In [1,3] two strategies for Todd-Coxeter enumeration were described in detail. Felsch-Type methods try to extract as much information as possible from the relators and the current coset table and only define new cosets if necessary. HLT and look-ahead HLT, which will be refered to as HLT in the sequel, define as many new cosets as possible and only extract new information from the relators and the coset table if necessary.
If we compare our frameworks to these strategies, it can be seen that the original procedure follows the Felsch-Type methods and has the same drawbacks: extracting information is costly. The ''steps''- and the ''level''-framework are both similar to HLT: define a certain number of new cosets before extracting new information. The difference is that HLT uses some fixed sized table, i.e. the number of maximal definable cosets is fixed beforehand while our frameworks limit the number of newly defined cosets and the coset table, i.e. the ideal basis, is allowed to grow.

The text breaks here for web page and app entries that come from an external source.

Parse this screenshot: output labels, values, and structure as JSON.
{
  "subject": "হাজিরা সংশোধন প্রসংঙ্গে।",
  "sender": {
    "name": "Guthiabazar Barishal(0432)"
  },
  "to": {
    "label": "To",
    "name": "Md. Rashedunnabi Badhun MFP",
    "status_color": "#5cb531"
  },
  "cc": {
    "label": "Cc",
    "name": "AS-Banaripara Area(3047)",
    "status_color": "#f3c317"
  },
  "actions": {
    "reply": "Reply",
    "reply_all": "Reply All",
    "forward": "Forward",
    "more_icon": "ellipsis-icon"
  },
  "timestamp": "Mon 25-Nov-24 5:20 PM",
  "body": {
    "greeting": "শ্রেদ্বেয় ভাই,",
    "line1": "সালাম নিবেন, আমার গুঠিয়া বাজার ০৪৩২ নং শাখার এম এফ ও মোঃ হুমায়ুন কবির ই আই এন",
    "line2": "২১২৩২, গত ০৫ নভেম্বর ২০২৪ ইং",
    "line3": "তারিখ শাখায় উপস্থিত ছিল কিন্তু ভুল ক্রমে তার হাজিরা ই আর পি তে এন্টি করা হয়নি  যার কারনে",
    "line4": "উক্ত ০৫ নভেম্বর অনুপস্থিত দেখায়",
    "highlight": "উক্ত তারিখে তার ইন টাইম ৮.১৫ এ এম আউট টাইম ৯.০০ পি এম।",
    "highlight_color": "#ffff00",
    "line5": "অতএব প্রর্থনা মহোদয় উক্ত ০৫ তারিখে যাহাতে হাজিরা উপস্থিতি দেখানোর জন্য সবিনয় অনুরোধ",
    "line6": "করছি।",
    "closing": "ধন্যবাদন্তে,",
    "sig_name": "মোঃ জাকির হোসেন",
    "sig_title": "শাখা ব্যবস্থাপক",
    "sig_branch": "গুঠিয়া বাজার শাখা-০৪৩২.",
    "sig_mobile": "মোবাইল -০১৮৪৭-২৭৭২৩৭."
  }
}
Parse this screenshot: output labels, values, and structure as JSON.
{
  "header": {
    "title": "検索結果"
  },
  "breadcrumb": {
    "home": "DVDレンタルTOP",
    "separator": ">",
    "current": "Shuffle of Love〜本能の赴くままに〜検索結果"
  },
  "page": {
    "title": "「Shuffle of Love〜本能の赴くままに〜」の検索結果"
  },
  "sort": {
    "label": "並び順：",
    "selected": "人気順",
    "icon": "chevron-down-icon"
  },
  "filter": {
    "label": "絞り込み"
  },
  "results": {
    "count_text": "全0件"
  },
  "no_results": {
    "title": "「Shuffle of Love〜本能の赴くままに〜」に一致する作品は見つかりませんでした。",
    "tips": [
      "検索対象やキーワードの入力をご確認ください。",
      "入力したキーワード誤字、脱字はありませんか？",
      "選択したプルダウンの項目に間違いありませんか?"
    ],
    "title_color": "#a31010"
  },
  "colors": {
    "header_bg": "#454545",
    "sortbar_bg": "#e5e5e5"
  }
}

While the ''steps''-framework has a similar problem as HLT, that is, the number of cosets to be defined before extracting new information must be given before starting the computation, this is not the case for the ''level''-framework.